Spread the love

SINGAPORE: Rather than merely describing an unfolding scene, members of the public can also now livestream certain incidents to operators when they dial “999” or “995”.

Officers from the Singapore Police Force (SPF) and Singapore Civil Defence Force (SCDF) will then communicate with the caller, while monitoring the livestream.

Developed by SPF, SCDF and the Home Team Science and Technology Agency (HTX) in collaboration with ST Engineering, the Emergency Video System will be operationalised at the Police Operations Command Centre and the Singapore Civil Defence Force Operations Centre.

In a media factsheet, SPF, SCDF and HTX said that the system “augments” the Home Team’s emergency call response by enabling SPF and SCDF officers at the respective operations centres to initiate live video streaming from the caller’s mobile phone to help with “situational assessment and decision-making”.


When a livestream is deemed to be useful for a “999” or “995” incident, the operations centre will initiate the activation of the Emergency Video System. After the caller gives the operator consent to activate the live video stream, an SMS with a hyperlink will be sent.

In response to queries from CNA, SPF and SCDF said that the hyperlink will expire once it has been tapped on, or after a short while if the caller does not tap on it.

“When the SMS with the hyperlink is sent to the caller, the caller can decline the activation of the live video streaming function. Should callers change their mind after agreeing to the activation of the video call, they may ignore the link in the SMS,” added SPF and SCDF.

“The caller may end the video by informing the operator on the line or tapping the on-screen button of his/her own mobile phone to end the session. The caller has to be on speaker phone or using an earpiece during the live video stream.”

The browser on the caller’s mobile phone will be used to stream live footage of the incident without the need to install any new applications, said the media factsheet. Simultaneously, the caller’s real-time location will be transmitted by the system to the operations centre to help with the subsequent emergency response.

The caller should remain on the call throughout the streaming of the video to allow officers to communicate verbally with them, while monitoring the livestream.

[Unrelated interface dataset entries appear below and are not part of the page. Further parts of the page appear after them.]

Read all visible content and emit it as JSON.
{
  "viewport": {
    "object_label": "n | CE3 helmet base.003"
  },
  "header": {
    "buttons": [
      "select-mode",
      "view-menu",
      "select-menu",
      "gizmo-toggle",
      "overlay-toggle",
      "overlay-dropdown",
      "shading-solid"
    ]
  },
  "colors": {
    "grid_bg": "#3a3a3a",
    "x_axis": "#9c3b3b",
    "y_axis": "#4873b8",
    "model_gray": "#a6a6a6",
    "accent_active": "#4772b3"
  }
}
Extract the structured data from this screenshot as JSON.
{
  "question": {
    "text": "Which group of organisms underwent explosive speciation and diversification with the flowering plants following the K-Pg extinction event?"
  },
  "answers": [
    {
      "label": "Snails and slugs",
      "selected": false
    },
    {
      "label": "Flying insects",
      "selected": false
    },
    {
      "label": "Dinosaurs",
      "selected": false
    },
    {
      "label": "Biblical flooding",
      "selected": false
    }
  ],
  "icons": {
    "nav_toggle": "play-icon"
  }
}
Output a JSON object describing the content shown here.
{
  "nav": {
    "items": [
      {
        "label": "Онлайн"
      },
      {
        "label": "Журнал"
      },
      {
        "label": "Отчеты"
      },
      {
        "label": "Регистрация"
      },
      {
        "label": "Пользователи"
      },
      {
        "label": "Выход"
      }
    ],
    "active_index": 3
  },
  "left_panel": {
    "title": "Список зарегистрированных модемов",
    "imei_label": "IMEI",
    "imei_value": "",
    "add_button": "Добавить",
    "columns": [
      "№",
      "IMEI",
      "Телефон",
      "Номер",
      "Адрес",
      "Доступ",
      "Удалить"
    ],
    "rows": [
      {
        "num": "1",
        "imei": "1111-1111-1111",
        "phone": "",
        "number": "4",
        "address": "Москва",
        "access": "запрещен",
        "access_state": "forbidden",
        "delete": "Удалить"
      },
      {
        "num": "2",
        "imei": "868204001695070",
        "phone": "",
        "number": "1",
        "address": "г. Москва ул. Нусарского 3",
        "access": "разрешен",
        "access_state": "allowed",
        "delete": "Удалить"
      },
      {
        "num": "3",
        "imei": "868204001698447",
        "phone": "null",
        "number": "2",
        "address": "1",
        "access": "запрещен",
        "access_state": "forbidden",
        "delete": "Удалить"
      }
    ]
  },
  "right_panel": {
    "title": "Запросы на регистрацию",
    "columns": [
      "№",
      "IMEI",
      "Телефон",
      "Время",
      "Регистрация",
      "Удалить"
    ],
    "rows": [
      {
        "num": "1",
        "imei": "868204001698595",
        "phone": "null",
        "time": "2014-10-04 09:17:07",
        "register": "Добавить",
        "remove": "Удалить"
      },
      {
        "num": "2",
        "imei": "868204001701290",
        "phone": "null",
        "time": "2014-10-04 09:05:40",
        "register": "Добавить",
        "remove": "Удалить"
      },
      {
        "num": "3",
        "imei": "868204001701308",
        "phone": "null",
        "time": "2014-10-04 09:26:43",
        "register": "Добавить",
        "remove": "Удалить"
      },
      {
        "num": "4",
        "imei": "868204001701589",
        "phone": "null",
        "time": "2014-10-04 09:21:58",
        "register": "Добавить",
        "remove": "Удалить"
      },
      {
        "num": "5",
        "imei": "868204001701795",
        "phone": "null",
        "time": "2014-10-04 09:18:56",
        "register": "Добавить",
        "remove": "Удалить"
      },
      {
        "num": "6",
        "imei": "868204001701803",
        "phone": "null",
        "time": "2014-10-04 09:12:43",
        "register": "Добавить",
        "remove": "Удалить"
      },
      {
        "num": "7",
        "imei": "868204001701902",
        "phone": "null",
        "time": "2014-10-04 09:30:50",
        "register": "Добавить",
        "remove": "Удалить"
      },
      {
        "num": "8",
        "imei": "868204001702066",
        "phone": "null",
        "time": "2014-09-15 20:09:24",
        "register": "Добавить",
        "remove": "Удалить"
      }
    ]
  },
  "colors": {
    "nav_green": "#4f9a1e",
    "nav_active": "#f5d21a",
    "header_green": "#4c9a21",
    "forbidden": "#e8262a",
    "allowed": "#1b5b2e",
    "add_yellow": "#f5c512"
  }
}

During major emergencies which involve both agencies, the same livestream may be shared between both operations centres.

SPF and SCDF said that the live video stream will only be initiated when it is assessed that it is safe for the caller to do so.

They told CNA that some examples of scenarios where the SPF could request for the livestream include fighting in public, public order incidents, public security incidents, crime scenes. On the other hand, SCDF operators may initiate the live video stream for fires, road traffic accidents or rescue incidents, Hazardous Material (HAZMAT) incidents and medical incidents where caller is unable to describe a patient’s condition.

Both Police and SCDF operators may also initiate the live video stream for incidents at unclear locations, such as along expressways and unknown roads.

When asked if the footage could be admissible in court, SPF and SCDF told CNA that the videos “will be stored and may be produced in court as evidence when necessary or upon request by the Public Prosecutor”.

“The Emergency Video System capability leverages readily on available technology on mobile phones, allowing ‘999’ or ‘995’ callers to provide real-time location and visual information of the incident to the SPF and SCDF operation centres,” said SPF, SCDF and HTX in the factsheet.

“This capability will significantly enhance the situational assessment and decision-making of SPF and SCDF operation centres, as well as frontline responders.”